I believe that one of the problems of social media though, is that it makes life look really simple. Our individual lives are uniquely challenging, and complicated and rising to those challenges and complications creates an interesting, enticing life. I think social media is lessening the value of challenging ourselves in our lives and increasing the value of other people’s validation. It’s a slippery slope into giving over our power with little return.
Social media and emotional well-being
The research isn’t great on the effects of social media in regards to better emotional connection and well-being.
One one hand, older research pointed to a link in the use of social media to a higher prevalence of depression, anxiety, lower self-esteem, poorer sleep patterns, inattention and hyperactivity. These were explained away by the fact that people prone to these patterns were more likely to use social media.
On the other hand, newer research and data suggests that social media can actually be the causing factor of these conditions.
A purposeful move abroad
Establishing a life here that is empowering and meaningful has a lot to do with how engaged we are going to be in this new life.
Often when expats move abroad, it is for one person’s work, who will quite naturally find a purpose, and a rhythm dictated from his/her professional commitments.
But when there is a partner involved, especially if the other partner was used to working – the partner without the job is going to have the most actual work in establishing a life here that feels meaningful for them.
Their ‘job’ will likely be less defined and more challenging in establishing a purposeful routine for themselves, and I don’t think that’s always acknowledged in relationships.
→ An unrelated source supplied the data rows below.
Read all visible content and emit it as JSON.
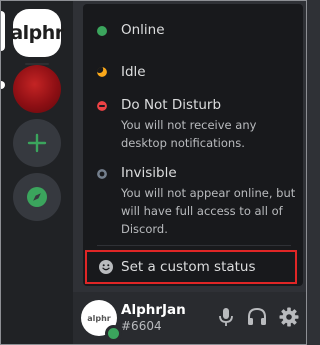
{
  "server_rail": {
    "logo_text": "alphr",
    "items": [
      "alphr-server",
      "red-server",
      "add-server",
      "explore-servers"
    ]
  },
  "status_menu": {
    "items": [
      {
        "key": "online",
        "label": "Online",
        "color": "#3ba55d"
      },
      {
        "key": "idle",
        "label": "Idle",
        "color": "#faa81a"
      },
      {
        "key": "dnd",
        "label": "Do Not Disturb",
        "description": "You will not receive any desktop notifications.",
        "color": "#ed4245"
      },
      {
        "key": "invisible",
        "label": "Invisible",
        "description": "You will not appear online, but will have full access to all of Discord.",
        "color": "#747f8d"
      }
    ],
    "custom_status": {
      "label": "Set a custom status",
      "icon": "smiley-icon"
    }
  },
  "user_panel": {
    "avatar_text": "alphr",
    "username": "AlphrJan",
    "discriminator": "#6604",
    "status_color": "#3ba55d",
    "buttons": [
      "microphone-icon",
      "headphones-icon",
      "settings-gear-icon"
    ]
  },
  "colors": {
    "highlight_border": "#e02626",
    "rail_background": "#202225",
    "menu_background": "#18191c"
  }
}
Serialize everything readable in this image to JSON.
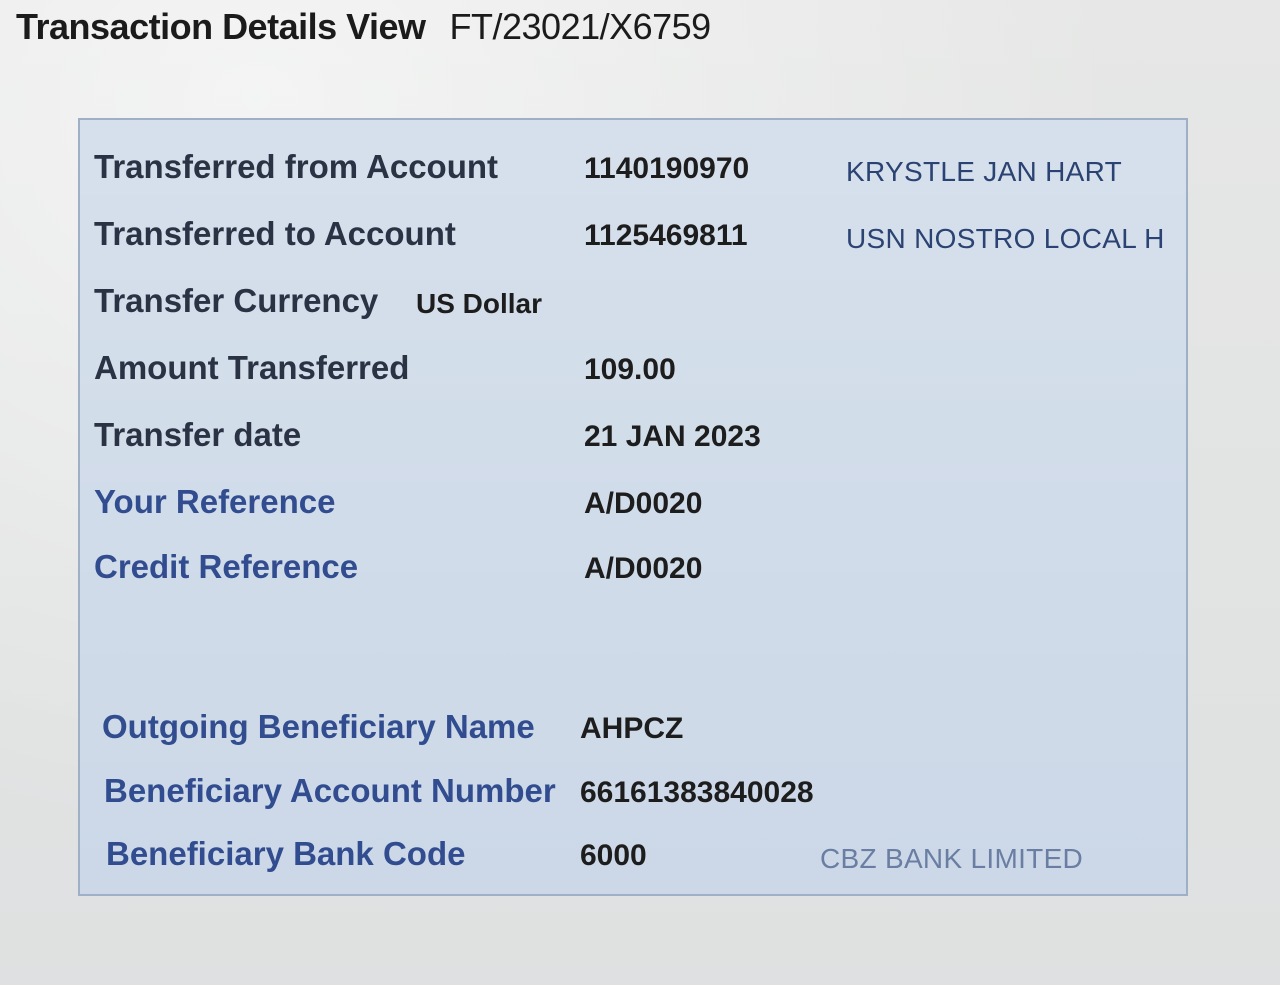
{
  "header": {
    "title": "Transaction Details View",
    "transaction_id": "FT/23021/X6759"
  },
  "details": {
    "from_account": {
      "label": "Transferred from Account",
      "value": "1140190970",
      "name": "KRYSTLE JAN HART"
    },
    "to_account": {
      "label": "Transferred to Account",
      "value": "1125469811",
      "name": "USN NOSTRO LOCAL H"
    },
    "currency": {
      "label": "Transfer Currency",
      "value": "US Dollar"
    },
    "amount": {
      "label": "Amount Transferred",
      "value": "109.00"
    },
    "date": {
      "label": "Transfer date",
      "value": "21 JAN 2023"
    },
    "your_reference": {
      "label": "Your Reference",
      "value": "A/D0020"
    },
    "credit_reference": {
      "label": "Credit Reference",
      "value": "A/D0020"
    },
    "beneficiary_name": {
      "label": "Outgoing Beneficiary Name",
      "value": "AHPCZ"
    },
    "beneficiary_account": {
      "label": "Beneficiary Account Number",
      "value": "66161383840028"
    },
    "beneficiary_bank_code": {
      "label": "Beneficiary Bank Code",
      "value": "6000",
      "name": "CBZ BANK LIMITED"
    }
  },
  "colors": {
    "panel_background": "#c9d6e6",
    "label_dark": "#2a3344",
    "label_blue": "#324d8f",
    "value_text": "#1d1d1d",
    "account_name_text": "#2b4372"
  }
}
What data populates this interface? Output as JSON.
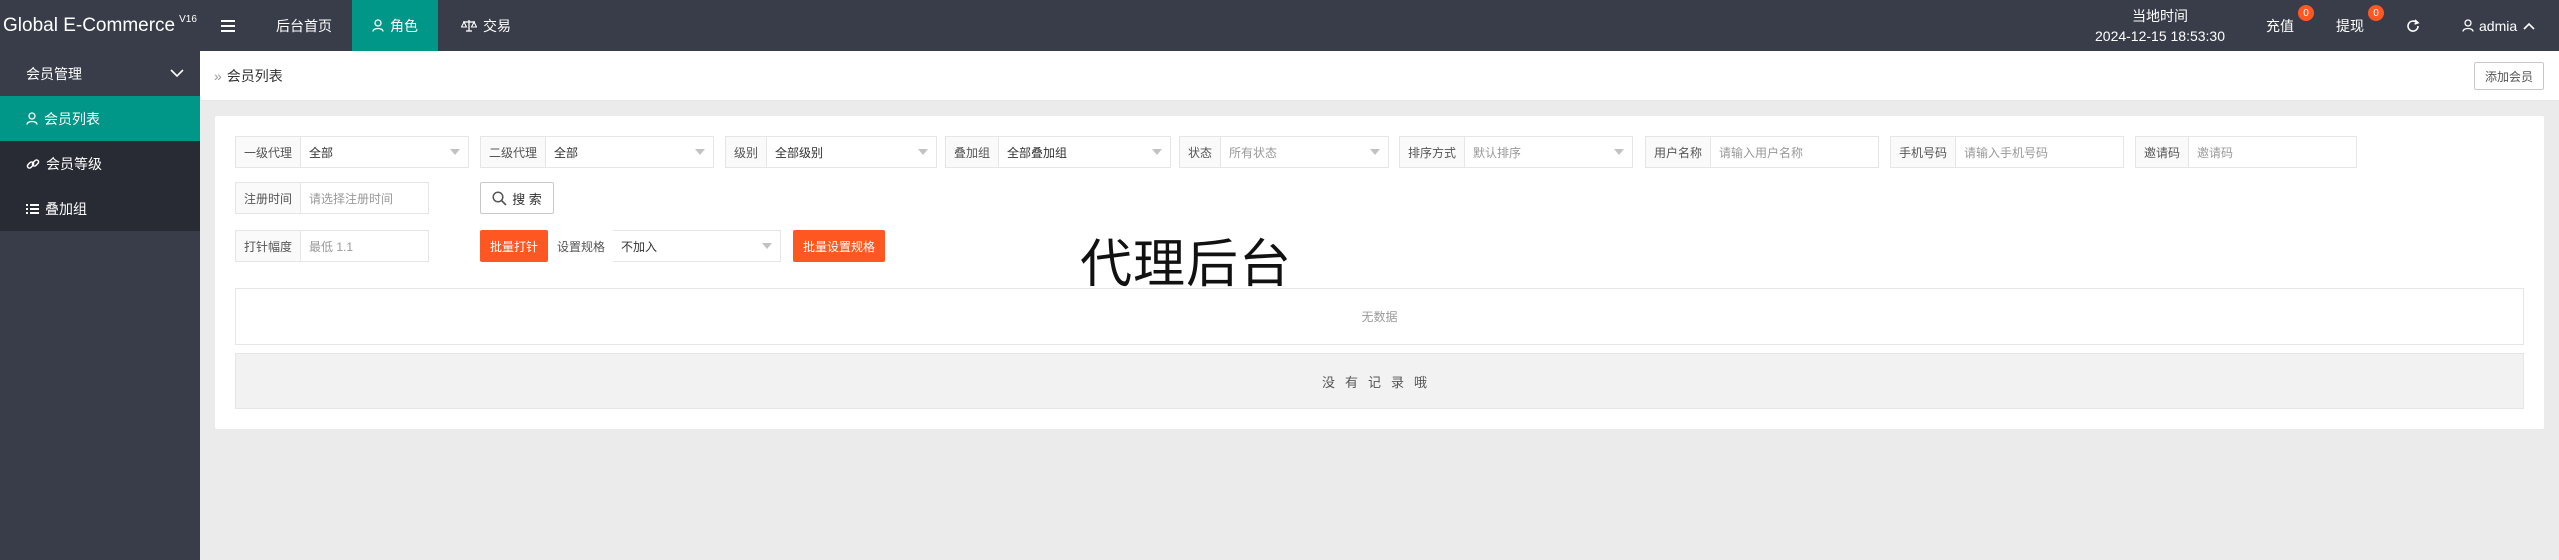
{
  "header": {
    "logo_text": "Global E-Commerce",
    "logo_version": "V16",
    "nav": [
      {
        "label": "后台首页"
      },
      {
        "label": "角色"
      },
      {
        "label": "交易"
      }
    ],
    "time_label": "当地时间",
    "time_value": "2024-12-15 18:53:30",
    "recharge_label": "充值",
    "recharge_count": "0",
    "withdraw_label": "提现",
    "withdraw_count": "0",
    "user_name": "admia"
  },
  "sidebar": {
    "group_label": "会员管理",
    "items": [
      {
        "label": "会员列表"
      },
      {
        "label": "会员等级"
      },
      {
        "label": "叠加组"
      }
    ]
  },
  "breadcrumb": {
    "current": "会员列表"
  },
  "toolbar": {
    "add_member_label": "添加会员"
  },
  "filters": {
    "agent1": {
      "label": "一级代理",
      "value": "全部"
    },
    "agent2": {
      "label": "二级代理",
      "value": "全部"
    },
    "level": {
      "label": "级别",
      "value": "全部级别"
    },
    "overlay_group": {
      "label": "叠加组",
      "value": "全部叠加组"
    },
    "status": {
      "label": "状态",
      "placeholder": "所有状态"
    },
    "sort": {
      "label": "排序方式",
      "placeholder": "默认排序"
    },
    "username": {
      "label": "用户名称",
      "placeholder": "请输入用户名称"
    },
    "phone": {
      "label": "手机号码",
      "placeholder": "请输入手机号码"
    },
    "invite": {
      "label": "邀请码",
      "placeholder": "邀请码"
    },
    "reg_time": {
      "label": "注册时间",
      "placeholder": "请选择注册时间"
    },
    "search_label": "搜 索"
  },
  "batch": {
    "amplitude": {
      "label": "打针幅度",
      "placeholder": "最低 1.1"
    },
    "batch_inject_label": "批量打针",
    "rule_label": "设置规格",
    "rule_value": "不加入",
    "batch_rule_label": "批量设置规格"
  },
  "overlay_title": "代理后台",
  "table": {
    "empty_text": "无数据",
    "no_record_text": "没有记录哦"
  }
}
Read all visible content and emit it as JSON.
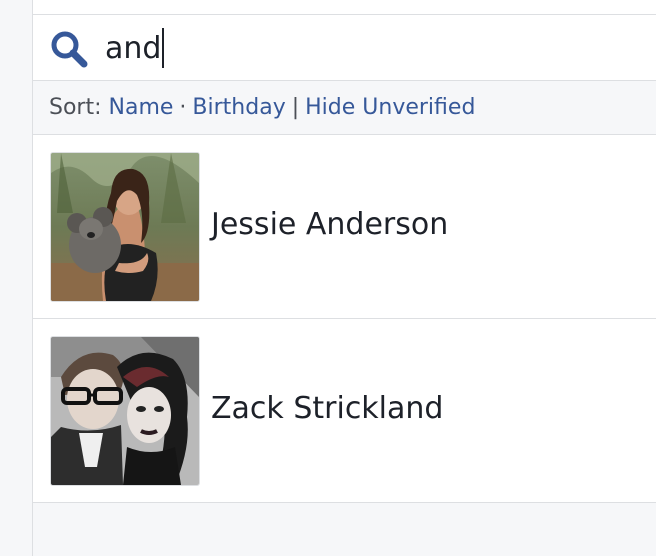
{
  "search": {
    "value": "and",
    "icon": "search-icon",
    "icon_color": "#365899"
  },
  "sort": {
    "label": "Sort:",
    "options": [
      "Name",
      "Birthday"
    ],
    "bullet": "·",
    "divider": "|",
    "hide_unverified": "Hide Unverified",
    "link_color": "#365899"
  },
  "results": [
    {
      "name": "Jessie Anderson",
      "avatar": "profile-photo-woman-holding-koala"
    },
    {
      "name": "Zack Strickland",
      "avatar": "profile-photo-couple-selfie"
    }
  ]
}
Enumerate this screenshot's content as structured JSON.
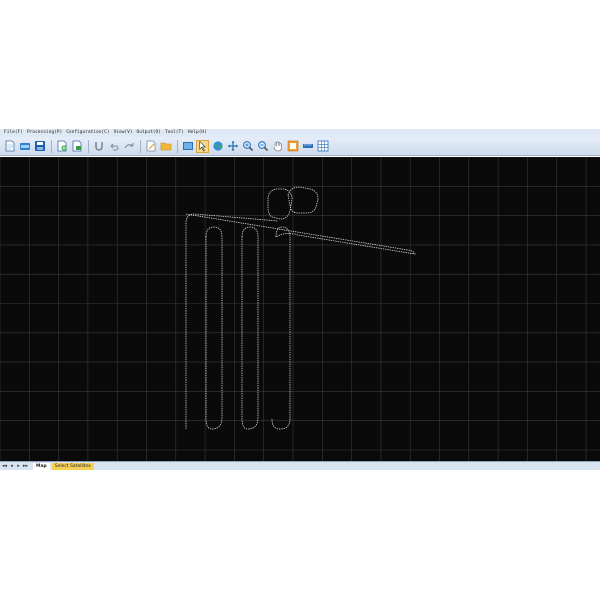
{
  "menu": [
    "File(F)",
    "Processing(P)",
    "Configuration(C)",
    "View(V)",
    "Output(O)",
    "Tool(T)",
    "Help(H)"
  ],
  "toolbar_icons": [
    "new-file-icon",
    "open-icon",
    "save-icon",
    "add-file-icon",
    "export-icon",
    "sep",
    "magnet-icon",
    "undo-icon",
    "redo-icon",
    "sep",
    "edit-icon",
    "folder-icon",
    "sep",
    "map-view-icon",
    "pointer-icon",
    "globe-icon",
    "move-icon",
    "zoom-in-icon",
    "zoom-out-icon",
    "pan-hand-icon",
    "fit-icon",
    "ruler-icon",
    "grid-icon"
  ],
  "tabs": {
    "nav": [
      "◂◂",
      "◂",
      "▸",
      "▸▸"
    ],
    "map": "Map",
    "satellites": "Select Satellites"
  },
  "colors": {
    "canvas_bg": "#0a0a0a",
    "grid": "#3a3a3a",
    "track": "#d8d8d8",
    "tab_highlight": "#f6cf55"
  }
}
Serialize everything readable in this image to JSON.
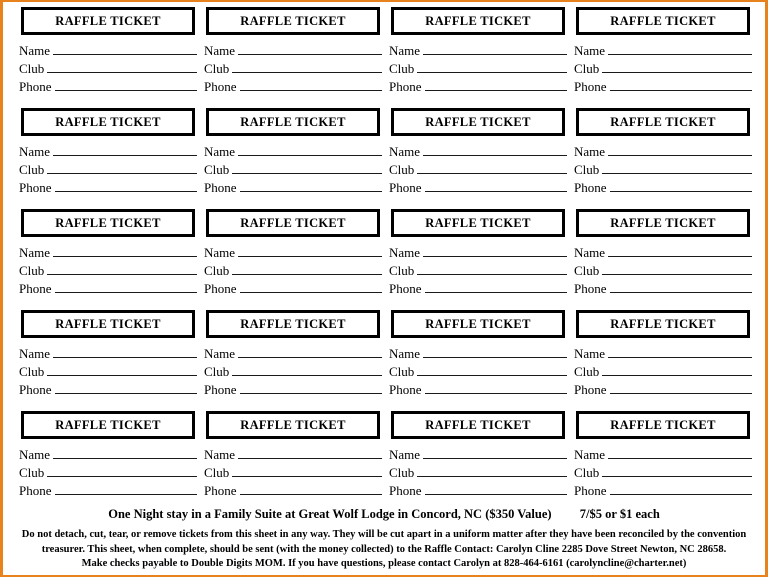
{
  "document": {
    "title": "Raffle Ticket Sheet",
    "border_color": "#E8821C"
  },
  "ticket": {
    "header_label": "RAFFLE TICKET",
    "fields": [
      {
        "label": "Name"
      },
      {
        "label": "Club"
      },
      {
        "label": "Phone"
      }
    ]
  },
  "grid": {
    "columns": 4,
    "rows": 5,
    "total_tickets": 20
  },
  "footer": {
    "prize_text": "One Night stay in a Family Suite at Great Wolf  Lodge in Concord, NC  ($350 Value)",
    "price_text": "7/$5 or $1 each",
    "instructions": [
      "Do not detach, cut, tear, or remove tickets from this sheet in any way.  They will be cut apart in a uniform matter after they have been reconciled by the convention",
      "treasurer.  This sheet, when complete, should be sent (with the money collected) to the Raffle Contact:  Carolyn Cline 2285 Dove Street Newton, NC 28658.",
      "Make checks payable to Double Digits MOM.     If you have questions, please contact Carolyn at 828-464-6161 (carolyncline@charter.net)"
    ]
  }
}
There seems to be an illusion that the non-working spouse is kind of ‘getting a vacation from life and responsibilities’. Both parties know that this is not the case, but if it’s not explored and understood in clear terms – financially and emotionally – then a disconnect can begin to happen.
Love and work, work and love
Freud said ‘Love and work, work and love…that’s all there is’, and on this I see his point. If you are feeling disconnected from the way you are wanting to be experiencing your time as an expat, I would start with those two areas. Is this a time to create a different, more connected relationship with your wife, husband, partner? Or is this a time to explore that thing that you know you are good at, but have been hiding from in your previous jobs? I think it helps to have a deep belief that this is exactly where you should be, and that this chapter in your life is the most important one yet.
✍ Article written by Erin Larsen